Width : 1 280 pixels
Height : 720 pixels
Display aspect ratio : 16:9
Frame rate mode : Variable
Frame rate : 50.000 FPS
Minimum frame rate : 25.000 FPS
Maximum frame rate : 90 000.000 FPS
Color space : YUV
Chroma subsampling : 4:2:0
Bit depth : 8 bits
Scan type : Progressive
Bits/(Pixel*Frame) : 0.109
Stream size : 2.06 GiB (97%)
Color range : Limited
Color primaries : BT.709
Transfer characteristics : BT.709
Matrix coefficients : BT.709
Codec configuration box : avcC

ID : 2
Format : AAC LC
Format/Info : Advanced Audio Codec Low Complexity
Codec ID : mp4a-40-2
Duration : 58 min 27 s
Bit rate mode : Variable
Bit rate : 128 kb/s
Maximum bit rate : 131 kb/s / 131 kb/s
Channel(s) : 2 channels
Channel layout : L R
Sampling rate : 48.0 kHz
Frame rate : 46.875 FPS (1024 SPF)
Compression mode : Lossy
Stream size : 53.5 MiB (2%)
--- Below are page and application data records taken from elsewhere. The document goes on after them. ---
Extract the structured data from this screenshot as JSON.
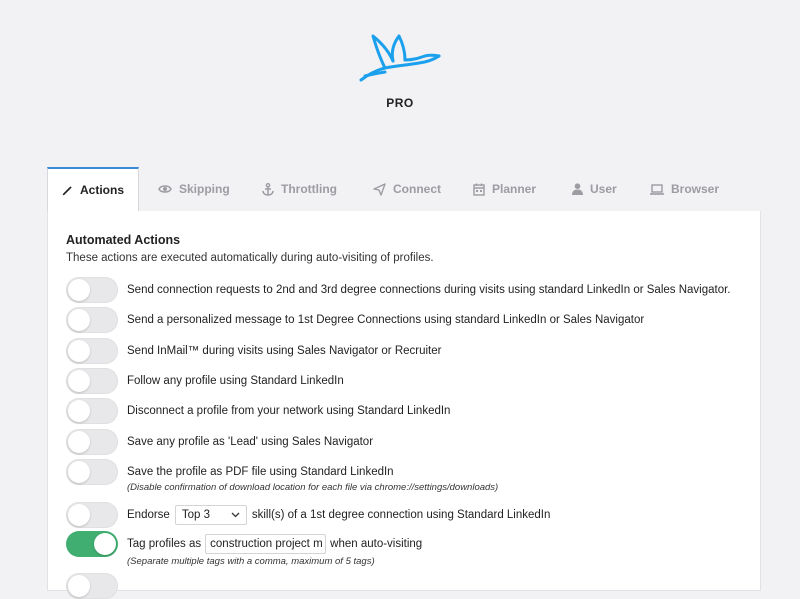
{
  "brand": {
    "badge": "PRO",
    "logo_icon": "bird-icon",
    "accent": "#1aa0ec"
  },
  "tabs": [
    {
      "label": "Actions",
      "icon": "magic-wand-icon",
      "active": true
    },
    {
      "label": "Skipping",
      "icon": "eye-icon"
    },
    {
      "label": "Throttling",
      "icon": "anchor-icon"
    },
    {
      "label": "Connect",
      "icon": "paper-plane-icon"
    },
    {
      "label": "Planner",
      "icon": "calendar-icon"
    },
    {
      "label": "User",
      "icon": "user-icon"
    },
    {
      "label": "Browser",
      "icon": "laptop-icon"
    }
  ],
  "section": {
    "title": "Automated Actions",
    "subtitle": "These actions are executed automatically during auto-visiting of profiles."
  },
  "actions": [
    {
      "label": "Send connection requests to 2nd and 3rd degree connections during visits using standard LinkedIn or Sales Navigator.",
      "enabled": false
    },
    {
      "label": "Send a personalized message to 1st Degree Connections using standard LinkedIn or Sales Navigator",
      "enabled": false
    },
    {
      "label": "Send InMail™ during visits using Sales Navigator or Recruiter",
      "enabled": false
    },
    {
      "label": "Follow any profile using Standard LinkedIn",
      "enabled": false
    },
    {
      "label": "Disconnect a profile from your network using Standard LinkedIn",
      "enabled": false
    },
    {
      "label": "Save any profile as 'Lead' using Sales Navigator",
      "enabled": false
    },
    {
      "label": "Save the profile as PDF file using Standard LinkedIn",
      "enabled": false,
      "note": "(Disable confirmation of download location for each file via chrome://settings/downloads)"
    }
  ],
  "endorse": {
    "prefix": "Endorse",
    "select_value": "Top 3",
    "suffix": "skill(s) of a 1st degree connection using Standard LinkedIn",
    "enabled": false
  },
  "tag": {
    "prefix": "Tag profiles as",
    "input_value": "construction project m",
    "suffix": "when auto-visiting",
    "note": "(Separate multiple tags with a comma, maximum of 5 tags)",
    "enabled": true
  },
  "colors": {
    "toggle_on": "#3fae70",
    "tab_active_border": "#3a8ad8"
  }
}
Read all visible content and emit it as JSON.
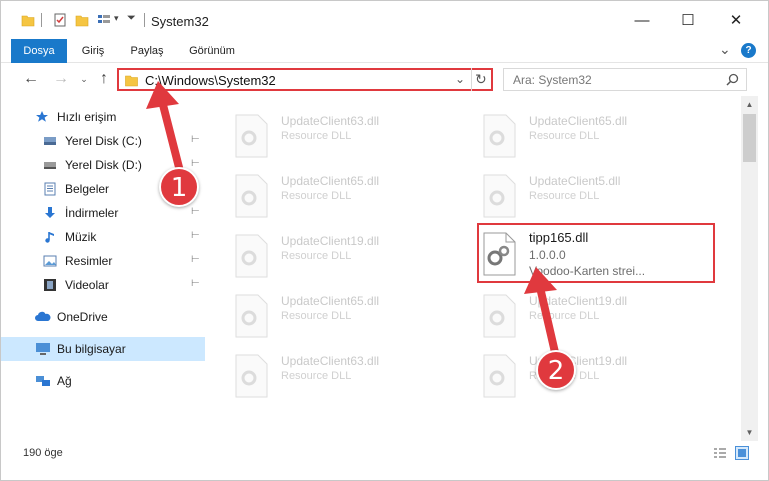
{
  "window": {
    "title": "System32",
    "minimize_glyph": "—",
    "maximize_glyph": "☐",
    "close_glyph": "✕"
  },
  "ribbon": {
    "tabs": [
      {
        "label": "Dosya",
        "active": true
      },
      {
        "label": "Giriş"
      },
      {
        "label": "Paylaş"
      },
      {
        "label": "Görünüm"
      }
    ],
    "collapse_glyph": "⌄",
    "help_glyph": "?"
  },
  "navbar": {
    "address": "C:\\Windows\\System32",
    "search_placeholder": "Ara: System32"
  },
  "sidebar": {
    "items": [
      {
        "label": "Hızlı erişim",
        "icon": "star-icon"
      },
      {
        "label": "Yerel Disk (C:)",
        "icon": "drive-icon",
        "pinned": true
      },
      {
        "label": "Yerel Disk (D:)",
        "icon": "drive-icon",
        "pinned": true
      },
      {
        "label": "Belgeler",
        "icon": "documents-icon"
      },
      {
        "label": "İndirmeler",
        "icon": "download-icon",
        "pinned": true
      },
      {
        "label": "Müzik",
        "icon": "music-icon",
        "pinned": true
      },
      {
        "label": "Resimler",
        "icon": "pictures-icon",
        "pinned": true
      },
      {
        "label": "Videolar",
        "icon": "videos-icon",
        "pinned": true
      },
      {
        "label": "OneDrive",
        "icon": "cloud-icon"
      },
      {
        "label": "Bu bilgisayar",
        "icon": "computer-icon",
        "selected": true
      },
      {
        "label": "Ağ",
        "icon": "network-icon"
      }
    ],
    "pin_glyph": "📌"
  },
  "files": [
    {
      "name": "UpdateClient63.dll",
      "desc": "Resource DLL"
    },
    {
      "name": "UpdateClient65.dll",
      "desc": "Resource DLL"
    },
    {
      "name": "UpdateClient65.dll",
      "desc": "Resource DLL"
    },
    {
      "name": "UpdateClient5.dll",
      "desc": "Resource DLL"
    },
    {
      "name": "UpdateClient19.dll",
      "desc": "Resource DLL"
    },
    {
      "name": "tipp165.dll",
      "version": "1.0.0.0",
      "desc": "Voodoo-Karten strei...",
      "highlighted": true
    },
    {
      "name": "UpdateClient65.dll",
      "desc": "Resource DLL"
    },
    {
      "name": "UpdateClient19.dll",
      "desc": "Resource DLL"
    },
    {
      "name": "UpdateClient63.dll",
      "desc": "Resource DLL"
    },
    {
      "name": "UpdateClient19.dll",
      "desc": "Resource DLL"
    }
  ],
  "status": {
    "count": "190 öge"
  },
  "annotations": {
    "step1": "1",
    "step2": "2",
    "color": "#e0393e"
  }
}
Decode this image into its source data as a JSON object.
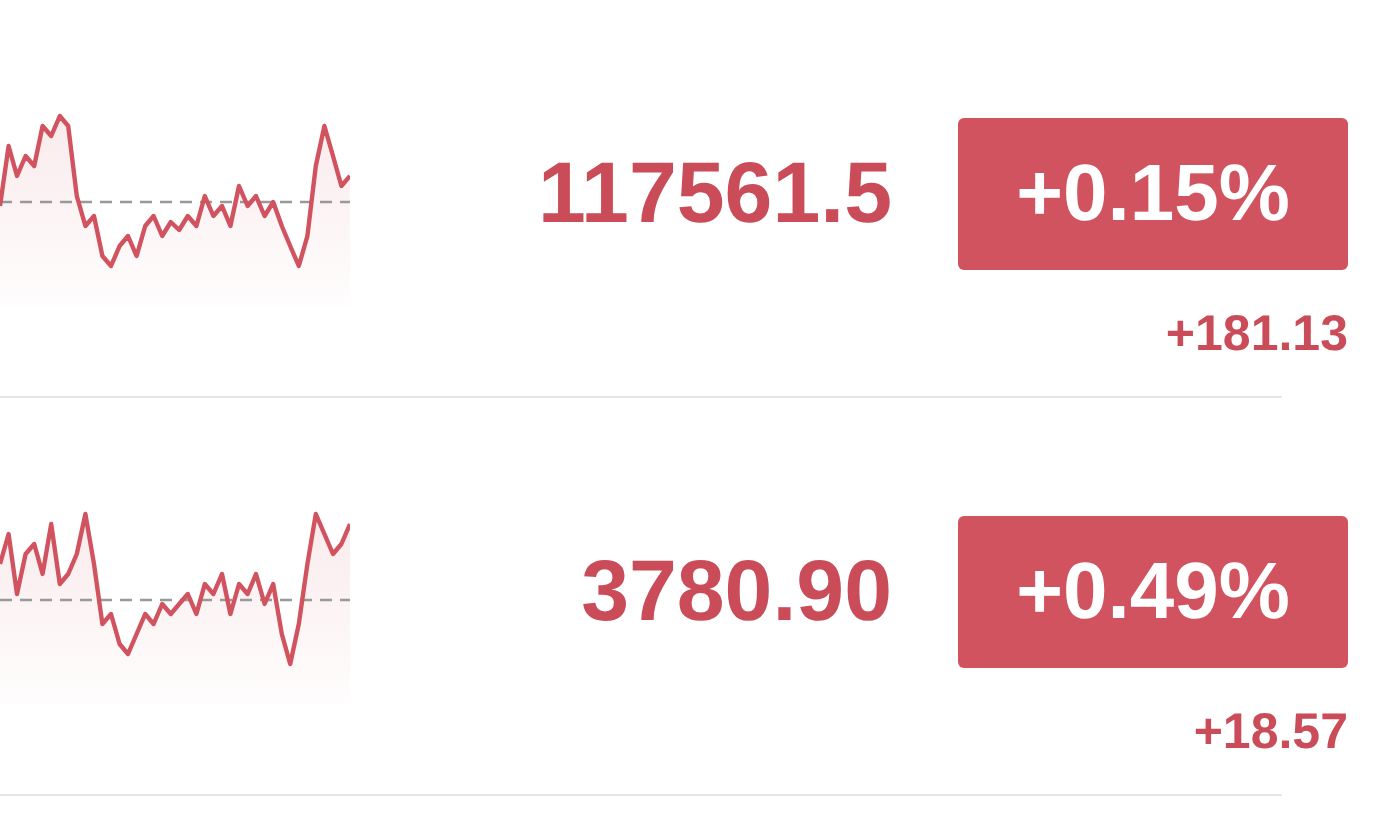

Language : English

Planet Earth III S01E04 Freshwater